How to complete this task ▸ Look through the lines below and extract any with the word "Bank".

Dataset rows describing interfaces
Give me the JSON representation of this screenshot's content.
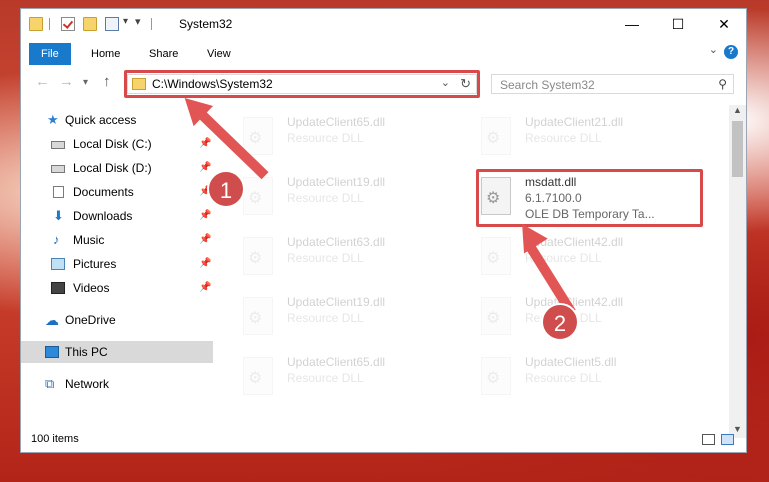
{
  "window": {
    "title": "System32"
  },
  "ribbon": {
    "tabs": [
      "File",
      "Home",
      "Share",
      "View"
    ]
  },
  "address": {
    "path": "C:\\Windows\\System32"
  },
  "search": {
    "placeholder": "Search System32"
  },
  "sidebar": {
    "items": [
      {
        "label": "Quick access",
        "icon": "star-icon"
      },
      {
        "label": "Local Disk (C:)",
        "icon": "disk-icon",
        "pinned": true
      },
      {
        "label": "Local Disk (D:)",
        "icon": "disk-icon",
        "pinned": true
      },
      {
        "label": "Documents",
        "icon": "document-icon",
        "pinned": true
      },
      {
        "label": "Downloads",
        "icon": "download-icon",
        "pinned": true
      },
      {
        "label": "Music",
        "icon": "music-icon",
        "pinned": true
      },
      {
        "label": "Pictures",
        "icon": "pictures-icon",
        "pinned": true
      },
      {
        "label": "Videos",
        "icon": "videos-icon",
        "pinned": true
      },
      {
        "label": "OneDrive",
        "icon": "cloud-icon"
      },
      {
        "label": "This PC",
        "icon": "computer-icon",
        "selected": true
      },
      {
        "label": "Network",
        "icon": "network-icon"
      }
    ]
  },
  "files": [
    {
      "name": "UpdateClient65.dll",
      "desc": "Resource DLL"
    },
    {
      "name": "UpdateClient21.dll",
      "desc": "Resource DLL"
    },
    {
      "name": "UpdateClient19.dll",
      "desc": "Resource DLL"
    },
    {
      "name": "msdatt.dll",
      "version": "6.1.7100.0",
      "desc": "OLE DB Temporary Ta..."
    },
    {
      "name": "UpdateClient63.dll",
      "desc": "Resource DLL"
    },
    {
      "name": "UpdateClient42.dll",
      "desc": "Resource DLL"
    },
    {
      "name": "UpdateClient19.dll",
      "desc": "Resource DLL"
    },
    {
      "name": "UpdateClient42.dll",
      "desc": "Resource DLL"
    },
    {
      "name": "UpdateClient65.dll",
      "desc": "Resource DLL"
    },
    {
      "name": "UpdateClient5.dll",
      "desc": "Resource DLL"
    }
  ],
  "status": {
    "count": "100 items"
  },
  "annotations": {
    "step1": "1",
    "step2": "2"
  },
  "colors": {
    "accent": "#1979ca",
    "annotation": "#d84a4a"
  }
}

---

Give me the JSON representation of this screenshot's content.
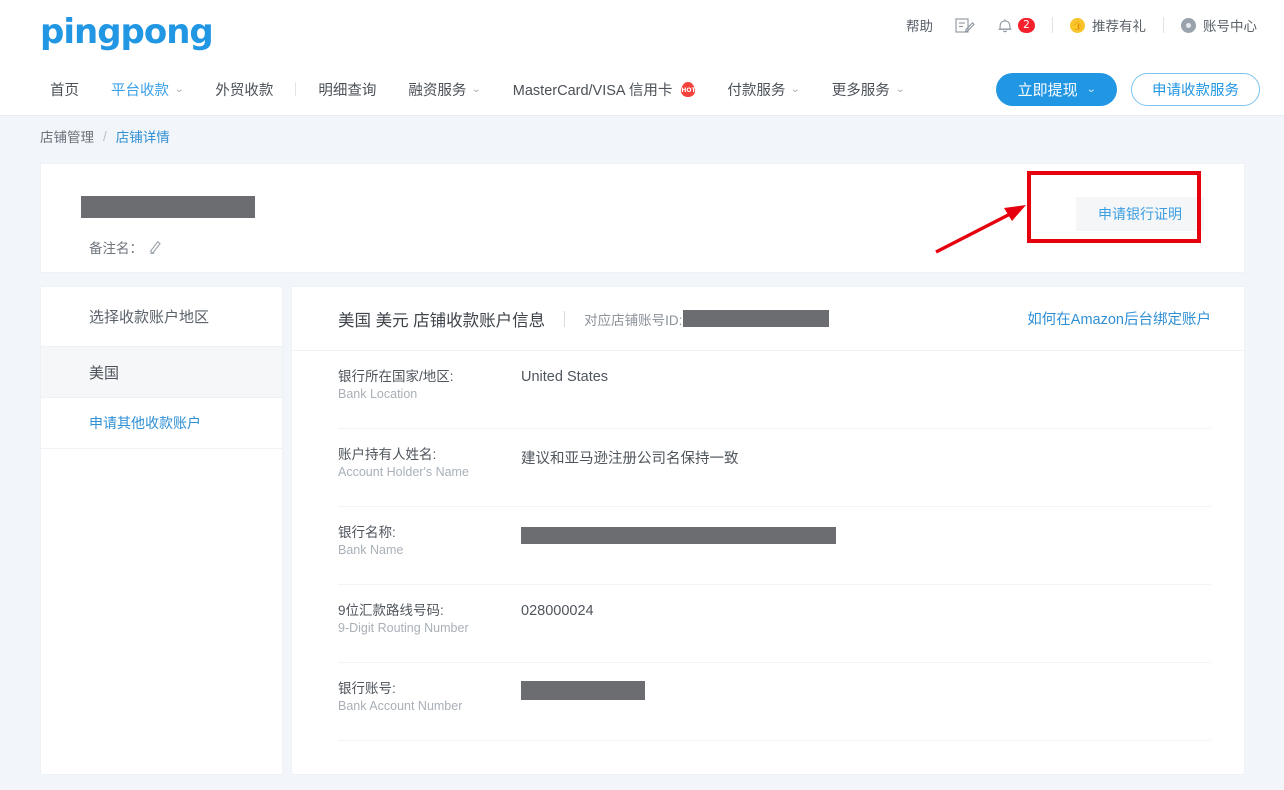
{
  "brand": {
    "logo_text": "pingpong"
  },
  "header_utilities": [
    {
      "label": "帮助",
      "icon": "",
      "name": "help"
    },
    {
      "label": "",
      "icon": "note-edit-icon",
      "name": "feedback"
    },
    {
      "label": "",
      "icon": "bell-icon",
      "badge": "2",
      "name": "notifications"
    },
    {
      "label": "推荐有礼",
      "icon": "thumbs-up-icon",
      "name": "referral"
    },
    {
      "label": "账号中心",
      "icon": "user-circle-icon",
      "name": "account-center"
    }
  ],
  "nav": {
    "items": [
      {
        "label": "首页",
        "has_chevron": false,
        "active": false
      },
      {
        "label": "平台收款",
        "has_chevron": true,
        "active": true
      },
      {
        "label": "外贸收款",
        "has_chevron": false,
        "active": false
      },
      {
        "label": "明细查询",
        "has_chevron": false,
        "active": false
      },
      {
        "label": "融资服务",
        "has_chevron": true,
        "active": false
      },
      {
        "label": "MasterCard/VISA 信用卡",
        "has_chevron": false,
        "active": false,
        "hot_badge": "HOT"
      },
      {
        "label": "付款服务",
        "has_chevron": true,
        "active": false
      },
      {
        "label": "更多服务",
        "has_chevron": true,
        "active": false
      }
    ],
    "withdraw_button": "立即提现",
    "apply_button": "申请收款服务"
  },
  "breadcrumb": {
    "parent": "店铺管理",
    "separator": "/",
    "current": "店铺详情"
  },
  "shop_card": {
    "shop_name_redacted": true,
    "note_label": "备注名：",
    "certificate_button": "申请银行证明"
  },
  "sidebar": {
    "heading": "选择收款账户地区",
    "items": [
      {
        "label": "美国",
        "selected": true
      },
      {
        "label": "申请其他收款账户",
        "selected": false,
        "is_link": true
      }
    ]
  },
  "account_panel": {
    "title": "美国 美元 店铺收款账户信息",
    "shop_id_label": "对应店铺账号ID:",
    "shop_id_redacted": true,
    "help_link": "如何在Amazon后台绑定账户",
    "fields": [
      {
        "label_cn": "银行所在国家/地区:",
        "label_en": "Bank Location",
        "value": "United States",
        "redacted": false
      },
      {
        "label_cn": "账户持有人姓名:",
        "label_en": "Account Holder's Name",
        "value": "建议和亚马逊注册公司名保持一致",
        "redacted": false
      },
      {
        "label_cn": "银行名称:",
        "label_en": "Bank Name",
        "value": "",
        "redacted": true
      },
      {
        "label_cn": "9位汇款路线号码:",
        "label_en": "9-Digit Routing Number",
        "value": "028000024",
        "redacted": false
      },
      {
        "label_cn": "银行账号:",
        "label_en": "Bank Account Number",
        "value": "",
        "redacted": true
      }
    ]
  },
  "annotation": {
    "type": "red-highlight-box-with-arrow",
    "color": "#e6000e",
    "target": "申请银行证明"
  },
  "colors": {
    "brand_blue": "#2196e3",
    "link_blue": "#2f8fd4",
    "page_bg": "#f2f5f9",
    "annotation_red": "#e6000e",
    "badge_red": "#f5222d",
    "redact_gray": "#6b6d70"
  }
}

Answer to the problem ▸
        "label_en": "Bank Location",
        "label_en": "Bank Name",
        "label_en": "Bank Account Number",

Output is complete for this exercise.